• **YOUR TASK**
Reproduce the records below in their entirety, exactly as shown.

• **DATA RECORDS**
##########
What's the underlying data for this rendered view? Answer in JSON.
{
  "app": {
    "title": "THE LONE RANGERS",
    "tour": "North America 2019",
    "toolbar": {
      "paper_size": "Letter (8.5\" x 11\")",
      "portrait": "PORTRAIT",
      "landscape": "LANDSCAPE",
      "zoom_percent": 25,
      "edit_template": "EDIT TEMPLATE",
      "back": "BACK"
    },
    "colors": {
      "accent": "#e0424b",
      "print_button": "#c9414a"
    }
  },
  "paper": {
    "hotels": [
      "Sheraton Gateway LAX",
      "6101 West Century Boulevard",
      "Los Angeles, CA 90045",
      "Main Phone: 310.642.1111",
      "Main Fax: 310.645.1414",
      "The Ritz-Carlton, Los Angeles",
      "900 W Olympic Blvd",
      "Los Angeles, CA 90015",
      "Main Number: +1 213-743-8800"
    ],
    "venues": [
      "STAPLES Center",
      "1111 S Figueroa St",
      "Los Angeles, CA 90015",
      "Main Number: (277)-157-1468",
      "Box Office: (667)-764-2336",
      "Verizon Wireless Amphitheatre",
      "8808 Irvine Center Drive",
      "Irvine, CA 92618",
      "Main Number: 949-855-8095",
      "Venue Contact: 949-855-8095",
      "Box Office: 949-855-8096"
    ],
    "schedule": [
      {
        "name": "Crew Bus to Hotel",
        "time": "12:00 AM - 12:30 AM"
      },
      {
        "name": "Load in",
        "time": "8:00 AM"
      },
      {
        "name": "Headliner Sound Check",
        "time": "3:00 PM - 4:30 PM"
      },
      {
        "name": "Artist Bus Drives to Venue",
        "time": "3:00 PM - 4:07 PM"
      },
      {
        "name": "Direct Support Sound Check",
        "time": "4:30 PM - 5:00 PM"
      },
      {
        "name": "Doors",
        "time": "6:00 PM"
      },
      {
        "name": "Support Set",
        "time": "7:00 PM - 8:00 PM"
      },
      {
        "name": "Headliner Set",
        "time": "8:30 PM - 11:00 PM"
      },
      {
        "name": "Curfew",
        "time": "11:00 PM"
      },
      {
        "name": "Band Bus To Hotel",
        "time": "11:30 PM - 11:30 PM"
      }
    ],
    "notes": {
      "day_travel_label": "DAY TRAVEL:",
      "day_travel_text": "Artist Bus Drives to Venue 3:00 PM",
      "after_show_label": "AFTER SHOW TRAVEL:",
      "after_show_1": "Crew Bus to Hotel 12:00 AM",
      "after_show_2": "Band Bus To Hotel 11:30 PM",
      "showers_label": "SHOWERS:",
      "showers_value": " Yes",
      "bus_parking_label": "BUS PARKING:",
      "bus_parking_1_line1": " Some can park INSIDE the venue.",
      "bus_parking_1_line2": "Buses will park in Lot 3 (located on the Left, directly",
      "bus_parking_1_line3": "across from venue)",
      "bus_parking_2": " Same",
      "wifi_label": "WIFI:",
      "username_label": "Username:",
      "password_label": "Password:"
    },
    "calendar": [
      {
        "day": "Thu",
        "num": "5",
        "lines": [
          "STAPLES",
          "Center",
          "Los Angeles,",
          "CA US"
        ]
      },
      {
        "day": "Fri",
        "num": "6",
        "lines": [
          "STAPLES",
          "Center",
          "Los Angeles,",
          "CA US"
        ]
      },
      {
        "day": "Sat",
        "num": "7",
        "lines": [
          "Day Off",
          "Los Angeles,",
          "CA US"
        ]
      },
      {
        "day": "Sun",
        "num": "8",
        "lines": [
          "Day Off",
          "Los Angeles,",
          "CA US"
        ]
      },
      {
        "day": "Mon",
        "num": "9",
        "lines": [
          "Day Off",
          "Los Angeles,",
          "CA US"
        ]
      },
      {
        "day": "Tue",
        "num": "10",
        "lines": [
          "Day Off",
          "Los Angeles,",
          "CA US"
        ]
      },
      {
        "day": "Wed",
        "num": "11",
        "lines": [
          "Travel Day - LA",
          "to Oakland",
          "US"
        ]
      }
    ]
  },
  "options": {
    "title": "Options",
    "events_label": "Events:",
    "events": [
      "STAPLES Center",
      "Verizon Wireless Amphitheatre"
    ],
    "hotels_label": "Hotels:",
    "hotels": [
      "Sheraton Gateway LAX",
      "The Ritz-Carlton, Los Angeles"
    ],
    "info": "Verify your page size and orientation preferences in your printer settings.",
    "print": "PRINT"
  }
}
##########
• **THE ANSWER**
What's the underlying data for this rendered view? Answer in JSON.
{
  "app": {
    "title": "THE LONE RANGERS",
    "tour": "North America 2019",
    "toolbar": {
      "paper_size": "Letter (8.5\" x 11\")",
      "portrait": "PORTRAIT",
      "landscape": "LANDSCAPE",
      "zoom_percent": 25,
      "edit_template": "EDIT TEMPLATE",
      "back": "BACK"
    },
    "colors": {
      "accent": "#e0424b",
      "print_button": "#c9414a"
    }
  },
  "paper": {
    "hotels": [
      "Sheraton Gateway LAX",
      "6101 West Century Boulevard",
      "Los Angeles, CA 90045",
      "Main Phone: 310.642.1111",
      "Main Fax: 310.645.1414",
      "The Ritz-Carlton, Los Angeles",
      "900 W Olympic Blvd",
      "Los Angeles, CA 90015",
      "Main Number: +1 213-743-8800"
    ],
    "venues": [
      "STAPLES Center",
      "1111 S Figueroa St",
      "Los Angeles, CA 90015",
      "Main Number: (277)-157-1468",
      "Box Office: (667)-764-2336",
      "Verizon Wireless Amphitheatre",
      "8808 Irvine Center Drive",
      "Irvine, CA 92618",
      "Main Number: 949-855-8095",
      "Venue Contact: 949-855-8095",
      "Box Office: 949-855-8096"
    ],
    "schedule": [
      {
        "name": "Crew Bus to Hotel",
        "time": "12:00 AM - 12:30 AM"
      },
      {
        "name": "Load in",
        "time": "8:00 AM"
      },
      {
        "name": "Headliner Sound Check",
        "time": "3:00 PM - 4:30 PM"
      },
      {
        "name": "Artist Bus Drives to Venue",
        "time": "3:00 PM - 4:07 PM"
      },
      {
        "name": "Direct Support Sound Check",
        "time": "4:30 PM - 5:00 PM"
      },
      {
        "name": "Doors",
        "time": "6:00 PM"
      },
      {
        "name": "Support Set",
        "time": "7:00 PM - 8:00 PM"
      },
      {
        "name": "Headliner Set",
        "time": "8:30 PM - 11:00 PM"
      },
      {
        "name": "Curfew",
        "time": "11:00 PM"
      },
      {
        "name": "Band Bus To Hotel",
        "time": "11:30 PM - 11:30 PM"
      }
    ],
    "notes": {
      "day_travel_label": "DAY TRAVEL:",
      "day_travel_text": "Artist Bus Drives to Venue 3:00 PM",
      "after_show_label": "AFTER SHOW TRAVEL:",
      "after_show_1": "Crew Bus to Hotel 12:00 AM",
      "after_show_2": "Band Bus To Hotel 11:30 PM",
      "showers_label": "SHOWERS:",
      "showers_value": " Yes",
      "bus_parking_label": "BUS PARKING:",
      "bus_parking_1_line1": " Some can park INSIDE the venue.",
      "bus_parking_1_line2": "Buses will park in Lot 3 (located on the Left, directly",
      "bus_parking_1_line3": "across from venue)",
      "bus_parking_2": " Same",
      "wifi_label": "WIFI:",
      "username_label": "Username:",
      "password_label": "Password:"
    },
    "calendar": [
      {
        "day": "Thu",
        "num": "5",
        "lines": [
          "STAPLES",
          "Center",
          "Los Angeles,",
          "CA US"
        ]
      },
      {
        "day": "Fri",
        "num": "6",
        "lines": [
          "STAPLES",
          "Center",
          "Los Angeles,",
          "CA US"
        ]
      },
      {
        "day": "Sat",
        "num": "7",
        "lines": [
          "Day Off",
          "Los Angeles,",
          "CA US"
        ]
      },
      {
        "day": "Sun",
        "num": "8",
        "lines": [
          "Day Off",
          "Los Angeles,",
          "CA US"
        ]
      },
      {
        "day": "Mon",
        "num": "9",
        "lines": [
          "Day Off",
          "Los Angeles,",
          "CA US"
        ]
      },
      {
        "day": "Tue",
        "num": "10",
        "lines": [
          "Day Off",
          "Los Angeles,",
          "CA US"
        ]
      },
      {
        "day": "Wed",
        "num": "11",
        "lines": [
          "Travel Day - LA",
          "to Oakland",
          "US"
        ]
      }
    ]
  },
  "options": {
    "title": "Options",
    "events_label": "Events:",
    "events": [
      "STAPLES Center",
      "Verizon Wireless Amphitheatre"
    ],
    "hotels_label": "Hotels:",
    "hotels": [
      "Sheraton Gateway LAX",
      "The Ritz-Carlton, Los Angeles"
    ],
    "info": "Verify your page size and orientation preferences in your printer settings.",
    "print": "PRINT"
  }
}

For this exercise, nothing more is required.